Today is the day. Zack Snyder’s Justice League has finally been released to HBO Max and people can now see the director’s four-hour magnum opus as he bids adieu to the DC Universe. And while a lot has been made about the restored scenes and characters that were left on the cutting room floor of the theatrical edition, I was most struck by the differences between shots that appear in both versions. Below you will find side-by-side comparisons of several of these scenes.
First up, this shot of Ben Affleck as Bruce Wayne in an Icelandic fishing village recruiting Aquaman is a textbook example of how color grading can affect the mood of a given scene. Snyder’s use of shadows enhances the mood of this first super interaction and the deep blacks really pop when viewed on a 4K display.
The other thing you notice is the aspect ratio. The theatrical cut is presented in the standard 16:9 widescreen while The Snyder Cut opts for a 1:33 presentation (similar to the 4:3 box frames of most 20th century television — like those black & white episodes of WandaVision that everyone complained about). I’m of two minds about this decision. On the one hand, it makes sense since Snyder intended to project the movie on massive 70-foot IMAX screens. However, since it’s only available to stream, the effect of the IMAX framing is lost on most people’s widescreen displays. Clearly, the box frame adds more image at the top and bottom of the picture, but it’s an odd presentation no matter how big your TV is.
The scene below comes from the (sort of*) final shot of both versions. You’ll notice the biggest change (again, aside from the aspect ratio) here is the coloring of Superman’s suit. As I said in my review, this is one change that I think Whedon got right. I understand that a lot of fans have been clamoring for Henry Cavill in the black and silver (I guess Snyder stans are big Raiders fans), and while it’s canonically correct that resurrected Supes wears the darker colors, I still prefer my Man of Steel in red and blue. Moreover, this scene — the iconic shirt rip — should signify that Superman is fully back. His S-shield should reflect that too.
*Technically, the shirt rip is not the final shot of either Justice League. Though in the theatrical, it’s followed by a shot of Superman ascending up in the sky, plus the mid- and post-credits scenes. For Zack Snyder’s Justice League, there’s still 20 minutes of movie after this! And for what it’s worth, I would have preferred if Lex Luthor and “Knightmare” scenes were saved for the credits because I think both instances not only undercut the power of Kal-El being the bookends to this film (and Snyder’s entire trilogy), but they also tease two movies audiences will never see. Namely, Ben Affleck’s shelved Batman movie and a Justice League sequel set in the dystopian timeline of Bruce Wayne’s dreams. And frankly, as much as I liked the Snyder Cut, I’m not sure I care for more evil Superman stories, especially after such a triumphant return here.

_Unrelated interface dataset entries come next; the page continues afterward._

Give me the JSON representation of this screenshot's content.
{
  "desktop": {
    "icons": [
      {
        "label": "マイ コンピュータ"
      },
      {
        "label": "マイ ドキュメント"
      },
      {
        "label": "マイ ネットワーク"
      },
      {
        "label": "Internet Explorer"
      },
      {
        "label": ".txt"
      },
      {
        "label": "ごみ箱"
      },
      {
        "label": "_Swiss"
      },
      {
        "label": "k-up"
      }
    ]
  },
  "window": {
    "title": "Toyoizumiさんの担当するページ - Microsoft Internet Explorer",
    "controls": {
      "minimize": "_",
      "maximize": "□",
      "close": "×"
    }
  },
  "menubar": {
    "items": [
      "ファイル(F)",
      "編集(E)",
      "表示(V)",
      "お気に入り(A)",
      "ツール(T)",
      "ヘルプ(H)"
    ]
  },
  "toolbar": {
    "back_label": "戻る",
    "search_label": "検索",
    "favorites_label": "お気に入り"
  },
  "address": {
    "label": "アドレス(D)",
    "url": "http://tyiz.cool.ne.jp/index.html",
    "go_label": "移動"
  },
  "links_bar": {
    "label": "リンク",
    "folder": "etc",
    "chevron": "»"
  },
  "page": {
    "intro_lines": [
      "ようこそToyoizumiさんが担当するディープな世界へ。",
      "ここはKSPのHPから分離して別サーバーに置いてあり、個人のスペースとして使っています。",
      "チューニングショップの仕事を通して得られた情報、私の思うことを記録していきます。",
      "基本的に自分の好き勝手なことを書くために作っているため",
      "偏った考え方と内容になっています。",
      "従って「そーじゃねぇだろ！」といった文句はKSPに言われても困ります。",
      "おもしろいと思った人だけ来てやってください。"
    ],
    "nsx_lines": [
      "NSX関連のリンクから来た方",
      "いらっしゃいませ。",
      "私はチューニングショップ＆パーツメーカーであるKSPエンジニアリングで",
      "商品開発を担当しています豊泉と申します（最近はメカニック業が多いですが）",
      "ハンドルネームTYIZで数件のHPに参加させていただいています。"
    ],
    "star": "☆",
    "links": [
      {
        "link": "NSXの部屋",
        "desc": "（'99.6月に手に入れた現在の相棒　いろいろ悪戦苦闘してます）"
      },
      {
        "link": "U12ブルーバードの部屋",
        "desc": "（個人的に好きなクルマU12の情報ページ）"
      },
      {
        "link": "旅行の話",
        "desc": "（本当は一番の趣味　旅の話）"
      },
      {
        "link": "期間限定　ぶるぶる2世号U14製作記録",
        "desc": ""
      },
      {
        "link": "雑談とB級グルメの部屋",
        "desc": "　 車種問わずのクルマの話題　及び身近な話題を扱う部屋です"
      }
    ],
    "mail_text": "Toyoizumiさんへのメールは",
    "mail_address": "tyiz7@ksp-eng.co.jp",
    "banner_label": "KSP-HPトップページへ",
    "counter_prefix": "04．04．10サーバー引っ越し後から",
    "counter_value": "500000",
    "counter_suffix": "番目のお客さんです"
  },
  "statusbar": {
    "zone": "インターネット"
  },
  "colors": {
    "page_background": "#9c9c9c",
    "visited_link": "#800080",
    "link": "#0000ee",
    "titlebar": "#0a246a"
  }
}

Anyway, see the gallery below for more comparison shots from both Justice League incarnations.
Zack Snyder’s Justice League is now streaming on HBO Max.